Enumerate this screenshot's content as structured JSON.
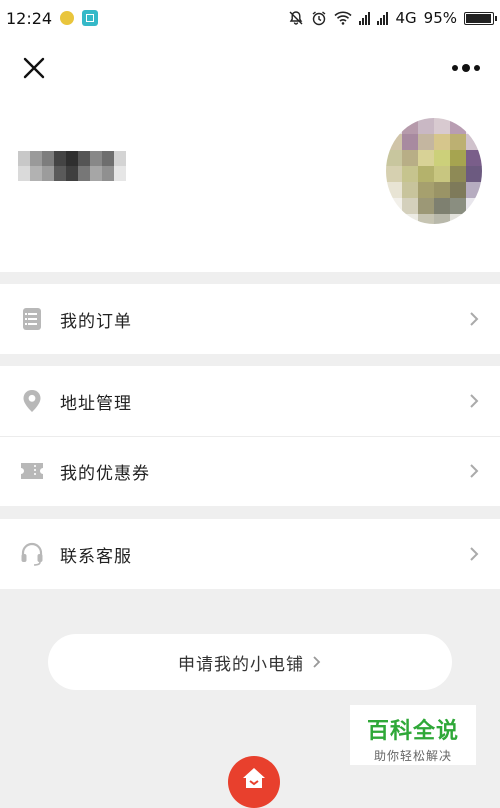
{
  "status_bar": {
    "time": "12:24",
    "network": "4G",
    "battery": "95%",
    "battery_level": 0.95
  },
  "header": {
    "close_icon": "close-icon",
    "more_icon": "more-dots-icon"
  },
  "menu": {
    "orders": {
      "label": "我的订单",
      "icon": "order-list-icon"
    },
    "address": {
      "label": "地址管理",
      "icon": "location-pin-icon"
    },
    "coupons": {
      "label": "我的优惠券",
      "icon": "ticket-icon"
    },
    "service": {
      "label": "联系客服",
      "icon": "headset-icon"
    }
  },
  "apply_shop": {
    "label": "申请我的小电铺"
  },
  "watermark": {
    "title": "百科全说",
    "subtitle": "助你轻松解决"
  },
  "colors": {
    "background": "#efefef",
    "card": "#ffffff",
    "accent_red": "#e8402d",
    "watermark_green": "#2fa838",
    "icon_gray": "#b8b8b8"
  }
}
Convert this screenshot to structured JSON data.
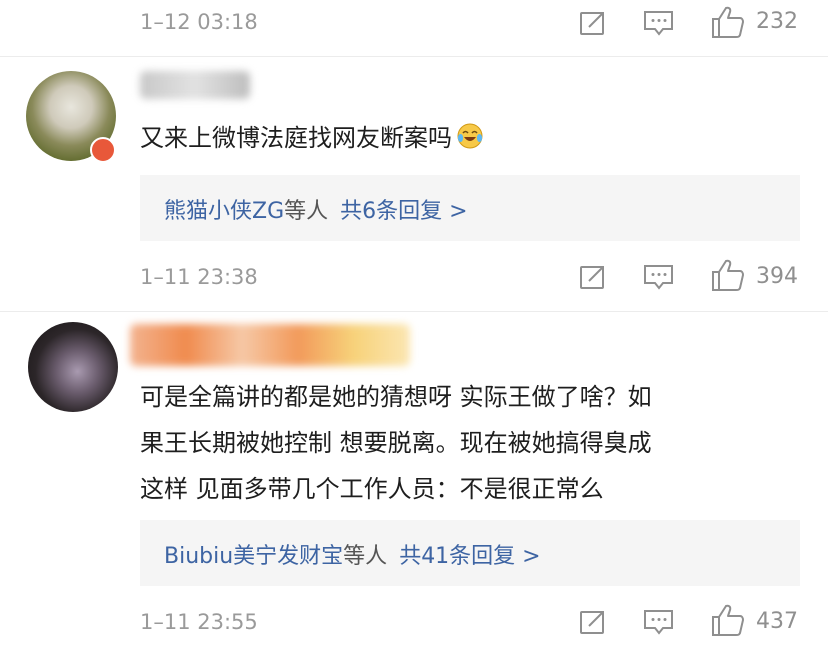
{
  "meta_rows": [
    {
      "time": "1–12 03:18",
      "likes": "232"
    },
    {
      "time": "1–11 23:38",
      "likes": "394"
    },
    {
      "time": "1–11 23:55",
      "likes": "437"
    }
  ],
  "comments": [
    {
      "text": "又来上微博法庭找网友断案吗",
      "reply_summary": {
        "users": "熊猫小侠ZG",
        "suffix": "等人",
        "count_text": "共6条回复 >"
      }
    },
    {
      "lines": [
        "可是全篇讲的都是她的猜想呀 实际王做了啥？如",
        "果王长期被她控制 想要脱离。现在被她搞得臭成",
        "这样 见面多带几个工作人员：不是很正常么"
      ],
      "reply_summary": {
        "users": "Biubiu美宁发财宝",
        "suffix": "等人",
        "count_text": "共41条回复 >"
      }
    }
  ],
  "icons": {
    "share": "share-icon",
    "comment": "comment-icon",
    "like": "thumbs-up-icon",
    "emoji": "laugh-cry-emoji-icon",
    "badge": "verified-badge-icon"
  },
  "colors": {
    "link": "#3d64a3",
    "meta": "#9a9a9a",
    "reply_bg": "#f5f5f5"
  }
}
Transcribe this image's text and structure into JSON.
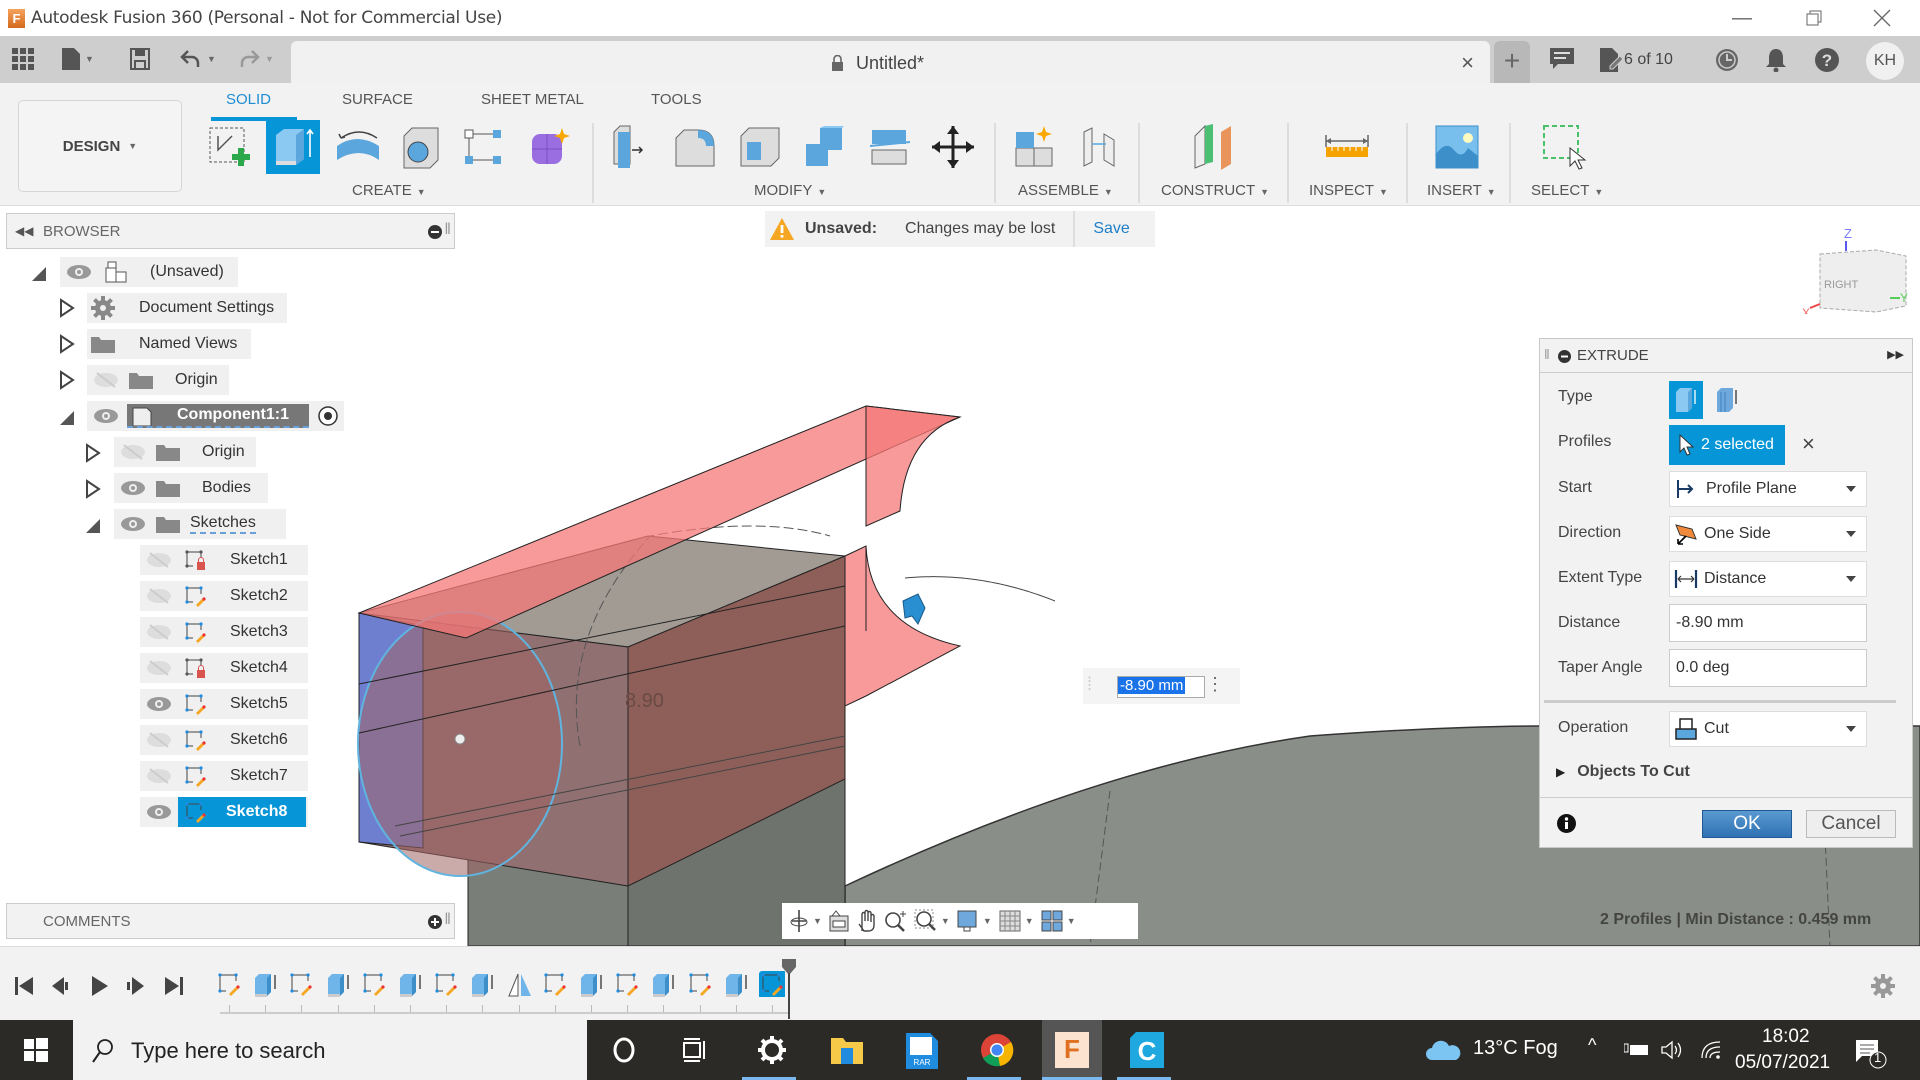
{
  "window": {
    "title": "Autodesk Fusion 360 (Personal - Not for Commercial Use)",
    "controls": [
      "minimize",
      "restore",
      "close"
    ]
  },
  "appbar": {
    "document_tab": "Untitled*",
    "job_status": "6 of 10",
    "user_initials": "KH"
  },
  "toolbar": {
    "workspace": "DESIGN",
    "tabs": [
      {
        "label": "SOLID",
        "active": true
      },
      {
        "label": "SURFACE",
        "active": false
      },
      {
        "label": "SHEET METAL",
        "active": false
      },
      {
        "label": "TOOLS",
        "active": false
      }
    ],
    "groups": {
      "create": "CREATE",
      "modify": "MODIFY",
      "assemble": "ASSEMBLE",
      "construct": "CONSTRUCT",
      "inspect": "INSPECT",
      "insert": "INSERT",
      "select": "SELECT"
    }
  },
  "banner": {
    "title": "Unsaved:",
    "message": "Changes may be lost",
    "action": "Save"
  },
  "browser": {
    "title": "BROWSER",
    "items": [
      {
        "label": "(Unsaved)",
        "level": 0,
        "expanded": true,
        "visible": true
      },
      {
        "label": "Document Settings",
        "level": 1,
        "expanded": false
      },
      {
        "label": "Named Views",
        "level": 1,
        "expanded": false
      },
      {
        "label": "Origin",
        "level": 1,
        "expanded": false,
        "visible": false
      },
      {
        "label": "Component1:1",
        "level": 1,
        "expanded": true,
        "visible": true,
        "active": true
      },
      {
        "label": "Origin",
        "level": 2,
        "expanded": false,
        "visible": false
      },
      {
        "label": "Bodies",
        "level": 2,
        "expanded": false,
        "visible": true
      },
      {
        "label": "Sketches",
        "level": 2,
        "expanded": true,
        "visible": true
      }
    ],
    "sketches": [
      {
        "label": "Sketch1",
        "visible": false,
        "locked": true
      },
      {
        "label": "Sketch2",
        "visible": false,
        "locked": false
      },
      {
        "label": "Sketch3",
        "visible": false,
        "locked": false
      },
      {
        "label": "Sketch4",
        "visible": false,
        "locked": true
      },
      {
        "label": "Sketch5",
        "visible": true,
        "locked": false
      },
      {
        "label": "Sketch6",
        "visible": false,
        "locked": false
      },
      {
        "label": "Sketch7",
        "visible": false,
        "locked": false
      },
      {
        "label": "Sketch8",
        "visible": true,
        "locked": false,
        "selected": true
      }
    ]
  },
  "comments": {
    "title": "COMMENTS"
  },
  "viewcube": {
    "face": "RIGHT",
    "axes": [
      "X",
      "Y",
      "Z"
    ]
  },
  "viewport": {
    "dimension_label": "8.90",
    "dimension_input": "-8.90 mm",
    "status": "2 Profiles | Min Distance : 0.459 mm"
  },
  "extrude": {
    "title": "EXTRUDE",
    "fields": {
      "type_label": "Type",
      "profiles_label": "Profiles",
      "profiles_value": "2 selected",
      "start_label": "Start",
      "start_value": "Profile Plane",
      "direction_label": "Direction",
      "direction_value": "One Side",
      "extent_label": "Extent Type",
      "extent_value": "Distance",
      "distance_label": "Distance",
      "distance_value": "-8.90 mm",
      "taper_label": "Taper Angle",
      "taper_value": "0.0 deg",
      "operation_label": "Operation",
      "operation_value": "Cut",
      "objects_to_cut": "Objects To Cut"
    },
    "ok": "OK",
    "cancel": "Cancel"
  },
  "timeline": {
    "features": [
      "sketch",
      "extrude",
      "sketch",
      "extrude",
      "sketch",
      "extrude",
      "sketch",
      "extrude",
      "mirror",
      "sketch",
      "extrude",
      "sketch",
      "extrude",
      "sketch",
      "extrude",
      "sketch"
    ],
    "active_index": 15
  },
  "taskbar": {
    "search_placeholder": "Type here to search",
    "weather": "13°C  Fog",
    "time": "18:02",
    "date": "05/07/2021",
    "notifications": "1",
    "apps": [
      "cortana",
      "task-view",
      "settings",
      "file-explorer",
      "winrar",
      "chrome",
      "fusion-360",
      "ccleaner"
    ]
  },
  "colors": {
    "accent": "#0696d7",
    "cut_preview": "#f08080",
    "selected_face": "#6f7fd0",
    "body_gray": "#8a8e88"
  }
}
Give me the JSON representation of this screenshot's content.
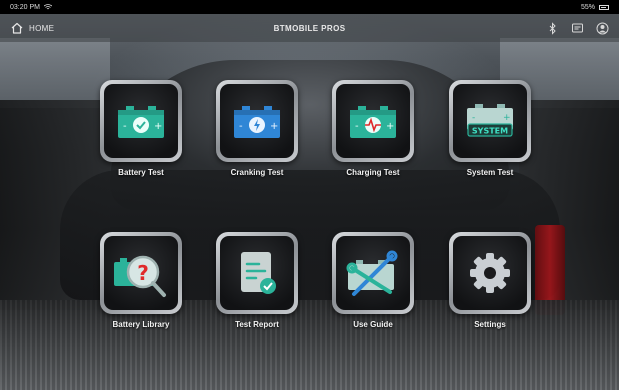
{
  "status_bar": {
    "time": "03:20 PM",
    "battery_percent": "55%"
  },
  "nav": {
    "home_label": "HOME",
    "title": "BTMOBILE PROS"
  },
  "tiles": [
    {
      "label": "Battery Test",
      "icon": "battery-check-icon"
    },
    {
      "label": "Cranking Test",
      "icon": "battery-lightning-icon"
    },
    {
      "label": "Charging Test",
      "icon": "battery-pulse-icon"
    },
    {
      "label": "System Test",
      "icon": "battery-system-icon",
      "icon_text": "SYSTEM"
    },
    {
      "label": "Battery Library",
      "icon": "battery-magnifier-icon"
    },
    {
      "label": "Test Report",
      "icon": "report-icon"
    },
    {
      "label": "Use Guide",
      "icon": "battery-tools-icon"
    },
    {
      "label": "Settings",
      "icon": "gear-icon"
    }
  ],
  "colors": {
    "battery_teal": "#2bb39a",
    "battery_blue": "#2f86d6",
    "accent_red": "#e02a2a"
  }
}
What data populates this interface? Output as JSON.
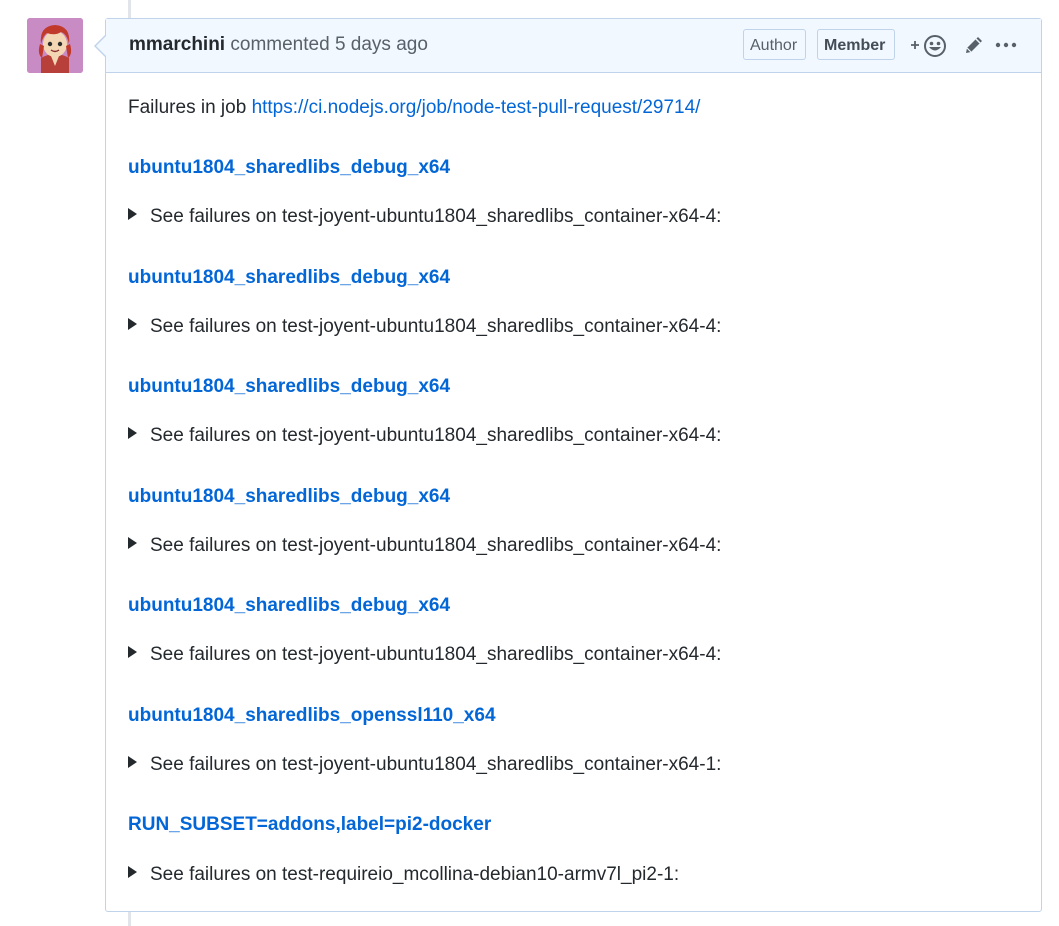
{
  "comment": {
    "author": "mmarchini",
    "action_text": "commented",
    "time_ago": "5 days ago",
    "labels": {
      "author": "Author",
      "member": "Member"
    },
    "icons": {
      "add_reaction": "add-reaction-icon",
      "edit": "pencil-icon",
      "more": "kebab-horizontal-icon"
    },
    "intro_text": "Failures in job",
    "job_url": "https://ci.nodejs.org/job/node-test-pull-request/29714/",
    "sections": [
      {
        "title": "ubuntu1804_sharedlibs_debug_x64",
        "details": "See failures on test-joyent-ubuntu1804_sharedlibs_container-x64-4:"
      },
      {
        "title": "ubuntu1804_sharedlibs_debug_x64",
        "details": "See failures on test-joyent-ubuntu1804_sharedlibs_container-x64-4:"
      },
      {
        "title": "ubuntu1804_sharedlibs_debug_x64",
        "details": "See failures on test-joyent-ubuntu1804_sharedlibs_container-x64-4:"
      },
      {
        "title": "ubuntu1804_sharedlibs_debug_x64",
        "details": "See failures on test-joyent-ubuntu1804_sharedlibs_container-x64-4:"
      },
      {
        "title": "ubuntu1804_sharedlibs_debug_x64",
        "details": "See failures on test-joyent-ubuntu1804_sharedlibs_container-x64-4:"
      },
      {
        "title": "ubuntu1804_sharedlibs_openssl110_x64",
        "details": "See failures on test-joyent-ubuntu1804_sharedlibs_container-x64-1:"
      },
      {
        "title": "RUN_SUBSET=addons,label=pi2-docker",
        "details": "See failures on test-requireio_mcollina-debian10-armv7l_pi2-1:"
      }
    ]
  },
  "colors": {
    "link": "#0366d6",
    "header_bg": "#f1f8ff",
    "header_border": "#c0d3eb",
    "text": "#24292e",
    "muted": "#586069"
  }
}
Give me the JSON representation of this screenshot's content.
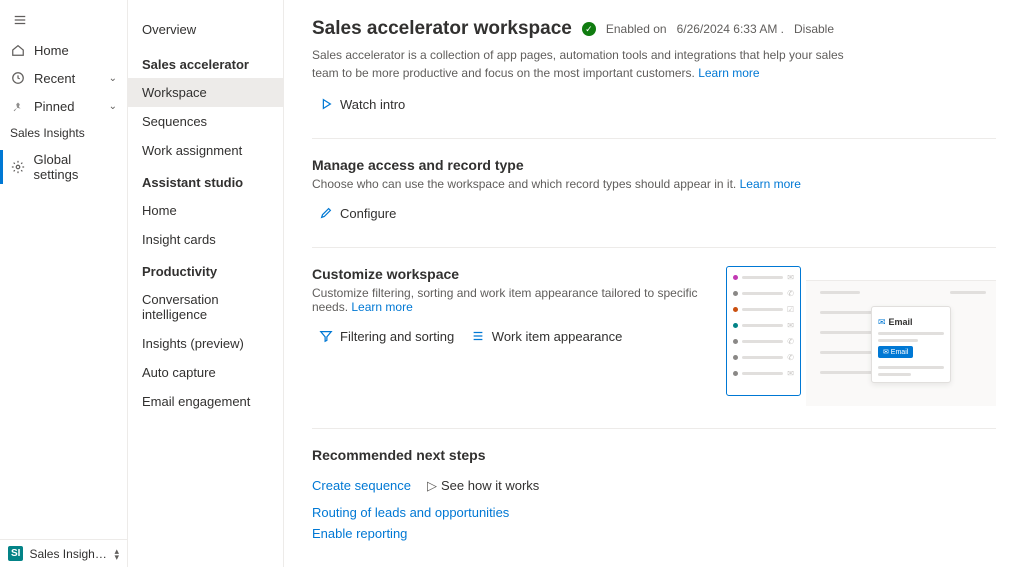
{
  "rail": {
    "items": [
      {
        "label": "Home"
      },
      {
        "label": "Recent"
      },
      {
        "label": "Pinned"
      }
    ],
    "group_label": "Sales Insights",
    "global_settings": "Global settings",
    "footer_badge": "SI",
    "footer_label": "Sales Insights sett..."
  },
  "subnav": {
    "overview": "Overview",
    "sections": [
      {
        "head": "Sales accelerator",
        "items": [
          "Workspace",
          "Sequences",
          "Work assignment"
        ]
      },
      {
        "head": "Assistant studio",
        "items": [
          "Home",
          "Insight cards"
        ]
      },
      {
        "head": "Productivity",
        "items": [
          "Conversation intelligence",
          "Insights (preview)",
          "Auto capture",
          "Email engagement"
        ]
      }
    ]
  },
  "main": {
    "title": "Sales accelerator workspace",
    "enabled_label": "Enabled on",
    "enabled_date": "6/26/2024 6:33 AM .",
    "disable": "Disable",
    "desc": "Sales accelerator is a collection of app pages, automation tools and integrations that help your sales team to be more productive and focus on the most important customers.",
    "learn_more": "Learn more",
    "watch_intro": "Watch intro",
    "manage": {
      "title": "Manage access and record type",
      "desc": "Choose who can use the workspace and which record types should appear in it.",
      "configure": "Configure"
    },
    "customize": {
      "title": "Customize workspace",
      "desc": "Customize filtering, sorting and work item appearance tailored to specific needs.",
      "filtering": "Filtering and sorting",
      "appearance": "Work item appearance",
      "ill_email": "Email",
      "ill_btn": "✉ Email"
    },
    "next": {
      "title": "Recommended next steps",
      "create_seq": "Create sequence",
      "see_how": "See how it works",
      "routing": "Routing of leads and opportunities",
      "enable_reporting": "Enable reporting"
    }
  }
}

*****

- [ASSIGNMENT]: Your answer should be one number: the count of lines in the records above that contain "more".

- [WRITTEN SOLUTION]: 4